More than 90% of Muong Nhe residents belong to ethnic minorities. Poor living conditions and lack of education may have contributed to making some of the local Mong people receptive to two strange, heretical religions called "Gie Sua" and "Master Ruma".
These distorted forms of Protestantism, promoted by bad elements abroad and reactionaries in Vietnam, encouraged gullible followers to try to establish a separatist "Mong State".
A Mong man named Vang A Sinh in Huoi Khon hamlet 2 told VOV, “We understand that the ‘Gie Sua’ and ‘Master Ruma’ religions duped us, we won’t follow them. They only made our lives unstable.”
“It’s the government that has made our lives stable, so we should comply with state policies. We are encouraged to stay united, inform functional agencies if we see anyone breaking the law, and stop following heretical religions,” Vang A Sinh added.
A religious practice in Sima hamlet 2.
Muong Nhe administrators have publicized Party guidelines and State policies, especially the Law on Belief and Religion, throughout all hamlets and communes inhabited by ethnic minorities.
Special attention has been given to improving the qualifications of cadres engaged in religious work and state management of religions.
Meetings and dialogues have been held with religious followers and heads of religious groups.
Vui Van Nguyen, Chairman of the Muong Nhe People’s Committee, said, “People in 70 hamlets in Muong Nhe district are religious followers. There are 7 Protestant sects and one Catholic sect comprising nearly 3,500 households -- almost 21,000 people. 70 localities have registered their religious practices.”

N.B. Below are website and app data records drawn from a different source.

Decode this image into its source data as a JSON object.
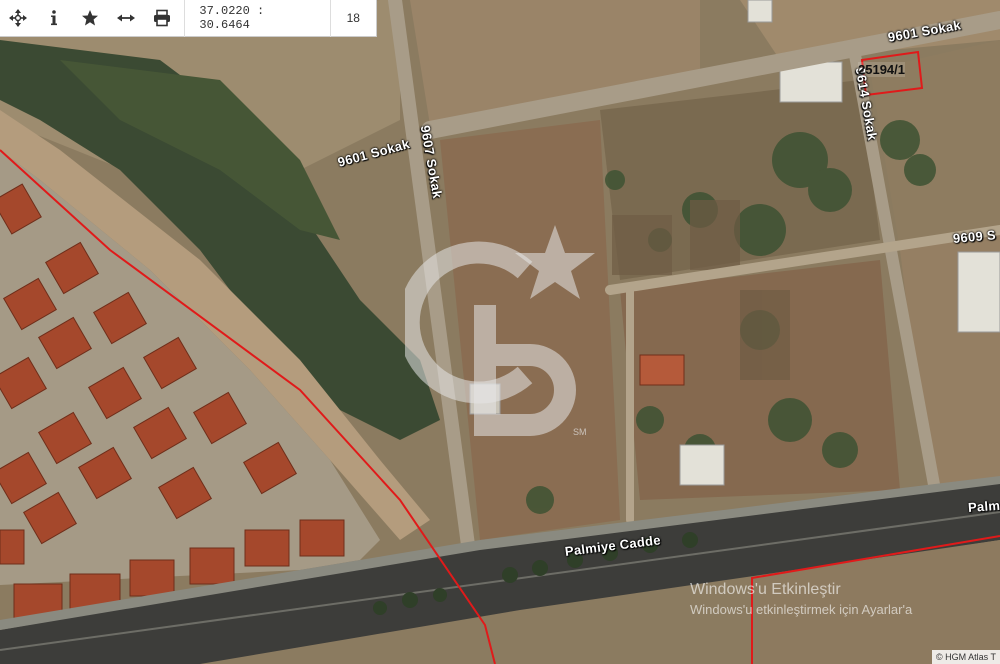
{
  "toolbar": {
    "coordinates": "37.0220 : 30.6464",
    "zoom": "18",
    "tools": [
      "pan-icon",
      "info-icon",
      "favorite-star-icon",
      "measure-icon",
      "print-icon"
    ]
  },
  "map": {
    "roads": [
      {
        "name": "9601 Sokak"
      },
      {
        "name": "9601 Sokak"
      },
      {
        "name": "9607 Sokak"
      },
      {
        "name": "9614 Sokak"
      },
      {
        "name": "9609 S"
      },
      {
        "name": "Palmiye Cadde"
      },
      {
        "name": "Palm"
      }
    ],
    "parcel_label": "25194/1",
    "logo_text": "SM"
  },
  "overlay": {
    "windows_line1": "Windows'u Etkinleştir",
    "windows_line2": "Windows'u etkinleştirmek için Ayarlar'a"
  },
  "credit": "© HGM Atlas  T",
  "colors": {
    "boundary": "#e01a1a",
    "toolbar_bg": "#ffffff"
  }
}
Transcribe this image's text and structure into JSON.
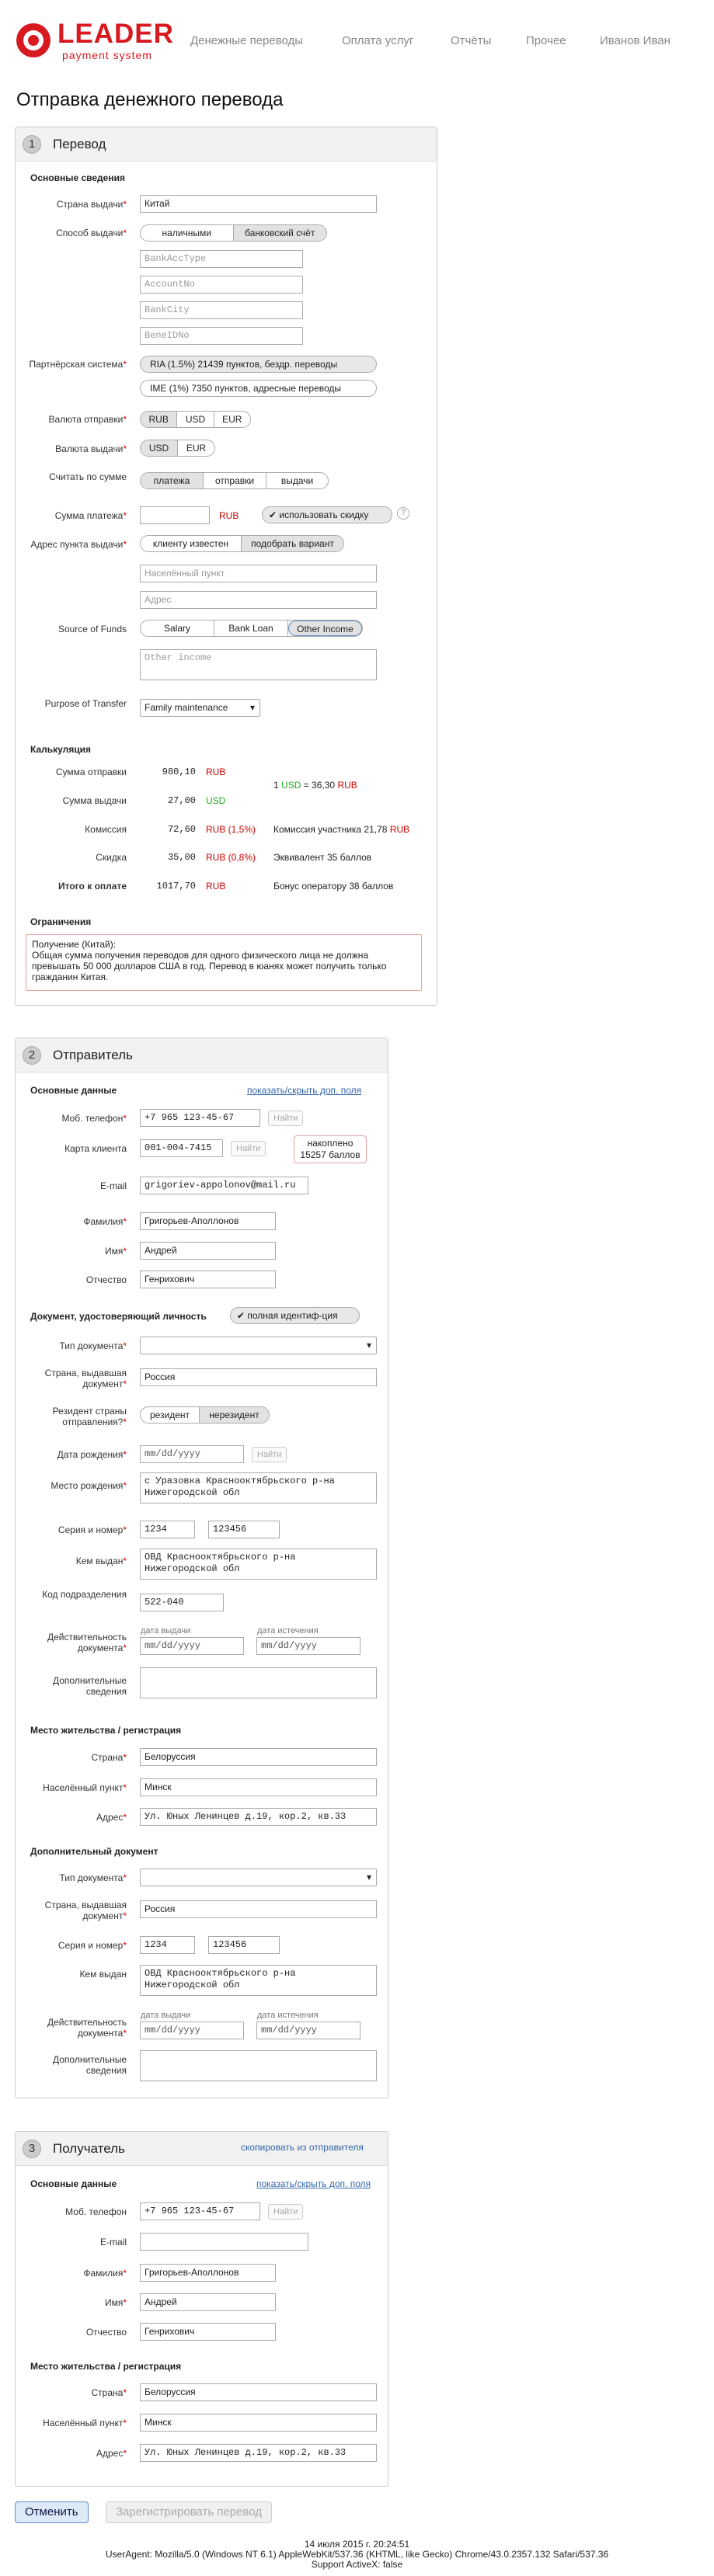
{
  "brand": {
    "name": "LEADER",
    "sub": "payment system"
  },
  "nav": [
    "Денежные переводы",
    "Оплата услуг",
    "Отчёты",
    "Прочее",
    "Иванов Иван"
  ],
  "page_title": "Отправка денежного перевода",
  "s1": {
    "num": "1",
    "title": "Перевод",
    "basic": "Основные сведения",
    "country_label": "Страна выдачи",
    "country": "Китай",
    "method_label": "Способ выдачи",
    "methods": [
      "наличными",
      "банковский счёт"
    ],
    "bank_fields": [
      "BankAccType",
      "AccountNo",
      "BankCity",
      "BeneIDNo"
    ],
    "partner_label": "Партнёрская система",
    "partners": [
      "RIA (1.5%) 21439 пунктов, бездр. переводы",
      "IME (1%) 7350 пунктов, адресные переводы"
    ],
    "send_cur_label": "Валюта отправки",
    "send_curs": [
      "RUB",
      "USD",
      "EUR"
    ],
    "pay_cur_label": "Валюта выдачи",
    "pay_curs": [
      "USD",
      "EUR"
    ],
    "calc_label": "Считать по сумме",
    "calc_opts": [
      "платежа",
      "отправки",
      "выдачи"
    ],
    "amount_label": "Сумма платежа",
    "amount_cur": "RUB",
    "use_discount": "использовать скидку",
    "help": "?",
    "addr_label": "Адрес пункта выдачи",
    "addr_opts": [
      "клиенту известен",
      "подобрать вариант"
    ],
    "addr_ph": [
      "Населённый пункт",
      "Адрес"
    ],
    "sof_label": "Source of Funds",
    "sof_opts": [
      "Salary",
      "Bank Loan",
      "Other Income"
    ],
    "other_ph": "Other income",
    "purpose_label": "Purpose of Transfer",
    "purpose": "Family maintenance",
    "calc_title": "Калькуляция",
    "calc_rows": [
      {
        "label": "Сумма отправки",
        "val": "980,10",
        "cur": "RUB"
      },
      {
        "label": "Сумма выдачи",
        "val": "27,00",
        "cur": "USD"
      },
      {
        "label": "Комиссия",
        "val": "72,60",
        "cur": "RUB (1,5%)"
      },
      {
        "label": "Скидка",
        "val": "35,00",
        "cur": "RUB (0,8%)"
      },
      {
        "label": "Итого к оплате",
        "val": "1017,70",
        "cur": "RUB"
      }
    ],
    "rate": [
      "1",
      "USD",
      "= 36,30",
      "RUB"
    ],
    "commission_note": [
      "Комиссия участника 21,78",
      "RUB"
    ],
    "equiv": "Эквивалент 35 баллов",
    "bonus": "Бонус оператору 38 баллов",
    "restr_title": "Ограничения",
    "restr_text": "Получение (Китай):\nОбщая сумма получения переводов для одного физического лица не должна превышать 50 000 долларов США в год. Перевод в юанях может получить только гражданин Китая."
  },
  "s2": {
    "num": "2",
    "title": "Отправитель",
    "basic": "Основные данные",
    "toggle": "показать/скрыть доп. поля",
    "phone_label": "Моб. телефон",
    "phone": "+7 965 123-45-67",
    "find": "Найти",
    "card_label": "Карта клиента",
    "card": "001-004-7415",
    "accum": "накоплено 15257 баллов",
    "email_label": "E-mail",
    "email": "grigoriev-appolonov@mail.ru",
    "last_label": "Фамилия",
    "last": "Григорьев-Аполлонов",
    "first_label": "Имя",
    "first": "Андрей",
    "mid_label": "Отчество",
    "mid": "Генрихович",
    "doc_title": "Документ, удостоверяющий личность",
    "full_id": "полная идентиф-ция",
    "doctype_label": "Тип документа",
    "issuer_country_label": "Страна, выдавшая документ",
    "issuer_country": "Россия",
    "resident_label": "Резидент страны отправления?",
    "resident_opts": [
      "резидент",
      "нерезидент"
    ],
    "dob_label": "Дата рождения",
    "date_ph": "mm/dd/yyyy",
    "pob_label": "Место рождения",
    "pob": "с Уразовка Краснооктябрьского р-на Нижегородской обл",
    "series_label": "Серия и номер",
    "series": "1234",
    "number": "123456",
    "issued_by_label": "Кем выдан",
    "issued_by": "ОВД Краснооктябрьского р-на Нижегородской обл",
    "code_label": "Код подразделения",
    "code": "522-040",
    "valid_label": "Действительность документа",
    "issue_date": "дата выдачи",
    "exp_date": "дата истечения",
    "extra_label": "Дополнительные сведения",
    "res_title": "Место жительства / регистрация",
    "country_label": "Страна",
    "country": "Белоруссия",
    "city_label": "Населённый пункт",
    "city": "Минск",
    "address_label": "Адрес",
    "address": "Ул. Юных Ленинцев д.19, кор.2, кв.33",
    "add_doc_title": "Дополнительный документ"
  },
  "s3": {
    "num": "3",
    "title": "Получатель",
    "copy": "скопировать из отправителя",
    "basic": "Основные данные",
    "toggle": "показать/скрыть доп. поля",
    "phone_label": "Моб. телефон",
    "phone": "+7 965 123-45-67",
    "find": "Найти",
    "email_label": "E-mail",
    "last_label": "Фамилия",
    "last": "Григорьев-Аполлонов",
    "first_label": "Имя",
    "first": "Андрей",
    "mid_label": "Отчество",
    "mid": "Генрихович",
    "res_title": "Место жительства / регистрация",
    "country_label": "Страна",
    "country": "Белоруссия",
    "city_label": "Населённый пункт",
    "city": "Минск",
    "address_label": "Адрес",
    "address": "Ул. Юных Ленинцев д.19, кор.2, кв.33"
  },
  "actions": {
    "cancel": "Отменить",
    "register": "Зарегистрировать перевод"
  },
  "footer": {
    "date": "14 июля 2015 г. 20:24:51",
    "ua": "UserAgent: Mozilla/5.0 (Windows NT 6.1) AppleWebKit/537.36 (KHTML, like Gecko) Chrome/43.0.2357.132 Safari/537.36",
    "activex": "Support ActiveX: false"
  },
  "colors": {
    "brand": "#d71920",
    "link": "#3366aa"
  }
}
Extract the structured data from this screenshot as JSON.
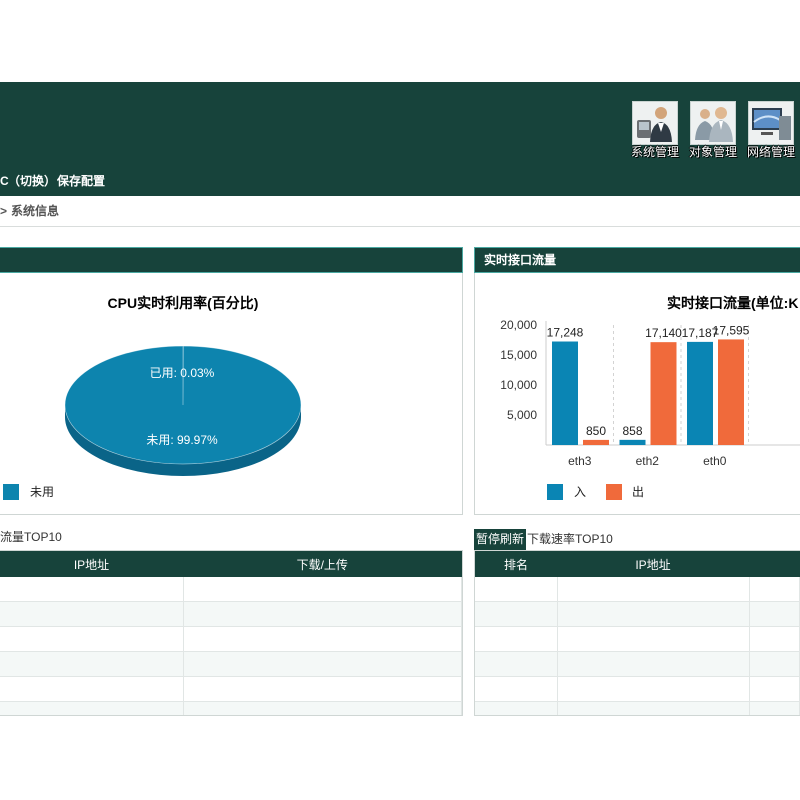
{
  "header": {
    "nav": [
      {
        "label": "系统管理",
        "icon": "system-management-icon"
      },
      {
        "label": "对象管理",
        "icon": "object-management-icon"
      },
      {
        "label": "网络管理",
        "icon": "network-management-icon"
      }
    ],
    "device_name": "C",
    "switch_link": "（切换）",
    "save_config": "保存配置"
  },
  "breadcrumb": {
    "separator": ">",
    "current": "系统信息"
  },
  "traffic_panel": {
    "title": "实时接口流量"
  },
  "top_traffic": {
    "title": "流量TOP10",
    "columns": [
      "IP地址",
      "下载/上传"
    ]
  },
  "top_download": {
    "pause_button": "暂停刷新",
    "title": "下载速率TOP10",
    "columns": [
      "排名",
      "IP地址"
    ]
  },
  "colors": {
    "header_bg": "#17433b",
    "series_in": "#0a85b4",
    "series_out": "#f06a3b",
    "pie_top": "#0d84ae",
    "pie_side": "#0a6488"
  },
  "chart_data": [
    {
      "type": "pie",
      "title": "CPU实时利用率(百分比)",
      "slices": [
        {
          "name": "已用",
          "value": 0.03
        },
        {
          "name": "未用",
          "value": 99.97
        }
      ],
      "unit": "%",
      "legend": [
        "未用"
      ]
    },
    {
      "type": "bar",
      "title": "实时接口流量(单位:K",
      "categories": [
        "eth3",
        "eth2",
        "eth0"
      ],
      "series": [
        {
          "name": "入",
          "values": [
            17248,
            858,
            17187
          ]
        },
        {
          "name": "出",
          "values": [
            850,
            17140,
            17595
          ]
        }
      ],
      "ylim": [
        0,
        20000
      ],
      "yticks": [
        5000,
        10000,
        15000,
        20000
      ],
      "legend_position": "bottom-left"
    }
  ]
}
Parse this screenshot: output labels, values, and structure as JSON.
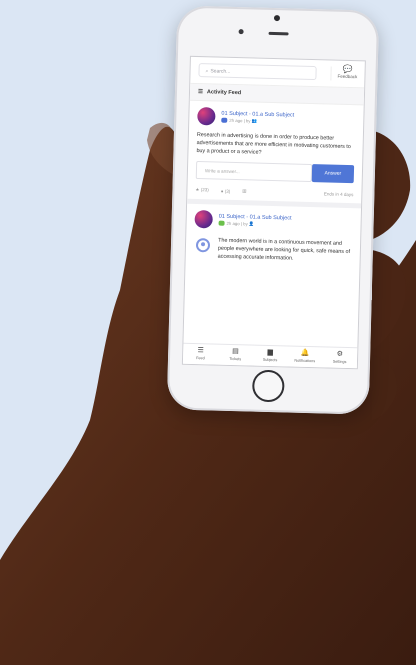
{
  "app": {
    "search": {
      "placeholder": "Search..."
    },
    "feedback_label": "Feedback",
    "feed_title": "Activity Feed",
    "cards": [
      {
        "subject": "01 Subject - 01.a Sub Subject",
        "meta": "2h ago | by",
        "question": "Research in advertising is done in order to produce better advertisements that are more efficient in motivating customers to buy a product or a service?",
        "answer_placeholder": "Write a answer...",
        "answer_button": "Answer",
        "stats": {
          "likes": "(23)",
          "comments": "(3)",
          "ends": "Ends in 4 days"
        }
      },
      {
        "subject": "01 Subject - 01.a Sub Subject",
        "meta": "2h ago | by",
        "answer": "The modern world is in a continuous movement and people everywhere are looking for quick, safe means of accessing accurate information."
      }
    ],
    "tabs": [
      "Feed",
      "Tickets",
      "Subjects",
      "Notifications",
      "Settings"
    ]
  }
}
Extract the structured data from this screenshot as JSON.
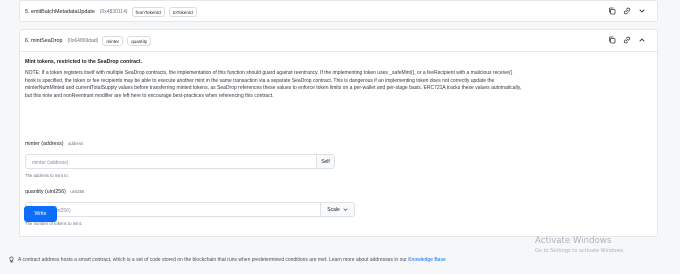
{
  "functions": [
    {
      "name": "5. emitBatchMetadataUpdate",
      "selector": "(0x4830114)",
      "params": [
        "fromTokenId",
        "toTokenId"
      ]
    },
    {
      "name": "6. mintSeaDrop",
      "selector": "(0x64869dad)",
      "params": [
        "minter",
        "quantity"
      ],
      "notice": "Mint tokens, restricted to the SeaDrop contract.",
      "description_lines": [
        "NOTE: If a token registers itself with multiple SeaDrop contracts, the implementation of this function should guard against reentrancy. If the implementing token uses _safeMint(), or a feeRecipient with a malicious receive()",
        "hook is specified, the token or fee recipients may be able to execute another mint in the same transaction via a separate SeaDrop contract. This is dangerous if an implementing token does not correctly update the",
        "minterNumMinted and currentTotalSupply values before transferring minted tokens, as SeaDrop references these values to enforce token limits on a per-wallet and per-stage basis. ERC721A tracks these values automatically,",
        "but this note and nonReentrant modifier are left here to encourage best-practices when referencing this contract."
      ],
      "inputs": [
        {
          "label": "minter (address)",
          "type": "address",
          "placeholder": "minter (address)",
          "button": "Self",
          "help": "The address to mint to."
        },
        {
          "label": "quantity (uint256)",
          "type": "uint256",
          "placeholder": "quantity (uint256)",
          "button": "Scale",
          "help": "The number of tokens to mint."
        }
      ],
      "write_label": "Write"
    }
  ],
  "footer": {
    "text": "A contract address hosts a smart contract, which is a set of code stored on the blockchain that runs when predetermined conditions are met. Learn more about addresses in our",
    "link": "Knowledge Base"
  },
  "watermark": {
    "line1": "Activate Windows",
    "line2": "Go to Settings to activate Windows."
  },
  "icons": {
    "copy": "copy-icon",
    "link": "link-icon",
    "expand": "chevron-down-icon",
    "collapse": "chevron-up-icon",
    "info": "lightbulb-icon"
  },
  "colors": {
    "accent": "#0d6efd",
    "border": "#dee2e6",
    "background": "#f6f7f9"
  }
}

According to Nguyen, the Committee has “sent officers to unregistered localities to learn about their situation and have asked them to report all religious activities in accordance with the law.”
”A few lawbreakers are still trying to recruit locals in an attempt to establish an independent Mong State, but we know who they are,” he said.
Religious practices in Muong Nhe now largely comply with the law. Religious groups have registered their activities with local authorities. The time, location, and content of religious activities during Christmas and other holidays conform to plans that are filed in advance with the administrations.
Nguyen Van Ky, Head of the Standing Office of the Government Steering Committee for Human Rights, said, “The Dien Bien police have been the main force helping people in Muong Nhe improve their living conditions, reduce poverty, and fight human trafficking. Human rights have been respected and protected, and now Muong Nhe is considered an outstanding example of respecting human rights in ethnic and religious matters.”
Religious groups instruct their followers to live a good life, respect God, love the nation, protect peace, practice charity, freedom and equality, and obey the law toward building great national unity.
Another Mong man named Giang Seo Toa in Muong Nhe hamlet 2 recalls, “I was taught by a pastor in Ho Chi Minh city, so I understand the religion and the state regulations on religious practices. I only carry out missionary work in permitted areas. I teach the 10 commandments of God. ‘Master Ruma’ is not God. God teaches us to love our parents, and share with each other. God is in our heart and encourages us to live well.”